> _Data in this exercise_
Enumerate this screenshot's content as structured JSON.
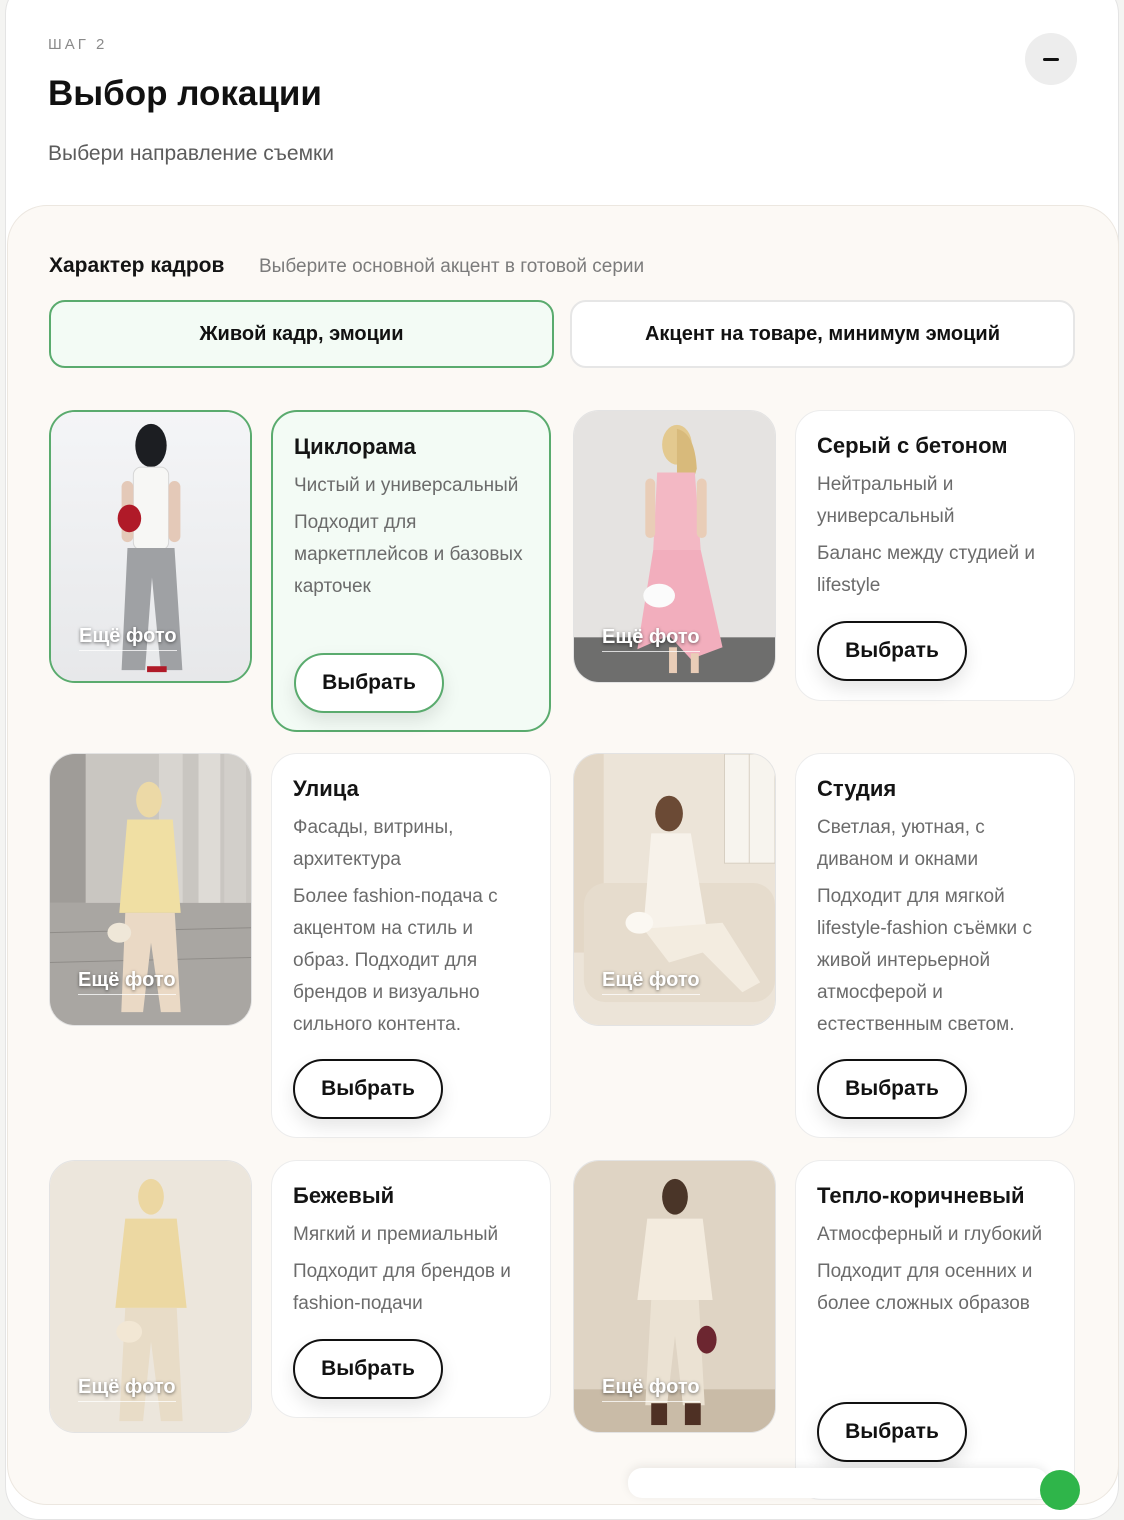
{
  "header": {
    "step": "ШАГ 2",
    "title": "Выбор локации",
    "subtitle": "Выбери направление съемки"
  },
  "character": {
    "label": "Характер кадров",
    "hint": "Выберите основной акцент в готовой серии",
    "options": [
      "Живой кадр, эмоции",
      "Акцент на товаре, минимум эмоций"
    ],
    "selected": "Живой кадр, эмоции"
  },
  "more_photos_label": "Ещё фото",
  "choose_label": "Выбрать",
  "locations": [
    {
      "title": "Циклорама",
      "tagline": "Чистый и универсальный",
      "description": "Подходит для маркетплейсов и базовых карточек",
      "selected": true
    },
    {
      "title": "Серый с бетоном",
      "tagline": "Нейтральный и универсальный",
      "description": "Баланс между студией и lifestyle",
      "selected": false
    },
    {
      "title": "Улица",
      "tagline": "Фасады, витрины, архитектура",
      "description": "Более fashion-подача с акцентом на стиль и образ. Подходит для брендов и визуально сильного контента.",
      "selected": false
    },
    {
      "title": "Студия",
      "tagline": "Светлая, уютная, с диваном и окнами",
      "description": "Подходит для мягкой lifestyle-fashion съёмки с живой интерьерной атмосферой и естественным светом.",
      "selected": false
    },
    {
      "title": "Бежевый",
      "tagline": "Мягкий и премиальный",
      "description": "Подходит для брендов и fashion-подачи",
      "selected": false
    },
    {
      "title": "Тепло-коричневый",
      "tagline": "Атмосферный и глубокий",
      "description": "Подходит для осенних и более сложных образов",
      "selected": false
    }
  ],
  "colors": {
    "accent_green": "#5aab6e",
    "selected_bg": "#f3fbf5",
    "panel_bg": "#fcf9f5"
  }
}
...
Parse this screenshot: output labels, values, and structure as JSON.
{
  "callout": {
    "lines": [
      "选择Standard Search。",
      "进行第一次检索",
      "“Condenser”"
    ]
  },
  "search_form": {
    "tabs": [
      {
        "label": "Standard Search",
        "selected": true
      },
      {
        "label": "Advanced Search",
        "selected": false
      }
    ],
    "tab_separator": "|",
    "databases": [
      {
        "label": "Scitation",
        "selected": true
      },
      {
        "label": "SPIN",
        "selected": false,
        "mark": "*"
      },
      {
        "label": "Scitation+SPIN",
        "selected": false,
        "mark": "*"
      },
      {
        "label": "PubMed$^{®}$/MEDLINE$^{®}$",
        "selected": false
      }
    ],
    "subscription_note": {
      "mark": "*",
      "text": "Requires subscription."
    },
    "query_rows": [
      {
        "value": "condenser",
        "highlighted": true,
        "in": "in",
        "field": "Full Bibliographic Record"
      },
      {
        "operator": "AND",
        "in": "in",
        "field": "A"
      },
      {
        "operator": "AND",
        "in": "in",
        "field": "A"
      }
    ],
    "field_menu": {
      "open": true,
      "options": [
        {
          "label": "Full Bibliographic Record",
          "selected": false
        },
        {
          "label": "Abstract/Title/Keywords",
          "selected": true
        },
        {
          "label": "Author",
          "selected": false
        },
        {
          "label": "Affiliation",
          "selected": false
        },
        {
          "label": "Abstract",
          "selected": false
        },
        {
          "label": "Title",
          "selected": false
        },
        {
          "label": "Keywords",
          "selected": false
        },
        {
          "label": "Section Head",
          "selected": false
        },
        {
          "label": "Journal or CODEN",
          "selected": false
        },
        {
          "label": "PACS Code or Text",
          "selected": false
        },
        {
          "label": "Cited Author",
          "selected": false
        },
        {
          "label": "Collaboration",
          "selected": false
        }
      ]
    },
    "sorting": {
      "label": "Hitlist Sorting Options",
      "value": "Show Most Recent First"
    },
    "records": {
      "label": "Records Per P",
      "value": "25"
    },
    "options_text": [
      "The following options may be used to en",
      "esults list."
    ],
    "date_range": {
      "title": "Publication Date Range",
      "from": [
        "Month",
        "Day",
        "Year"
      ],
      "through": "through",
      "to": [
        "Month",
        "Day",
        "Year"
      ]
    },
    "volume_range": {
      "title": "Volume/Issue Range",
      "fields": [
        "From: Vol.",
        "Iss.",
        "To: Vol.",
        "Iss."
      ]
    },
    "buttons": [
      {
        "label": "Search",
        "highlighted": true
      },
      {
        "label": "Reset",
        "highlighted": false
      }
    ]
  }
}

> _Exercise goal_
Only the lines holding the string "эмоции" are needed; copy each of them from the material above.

> _Answer to this problem_
      "Живой кадр, эмоции",
    "selected": "Живой кадр, эмоции"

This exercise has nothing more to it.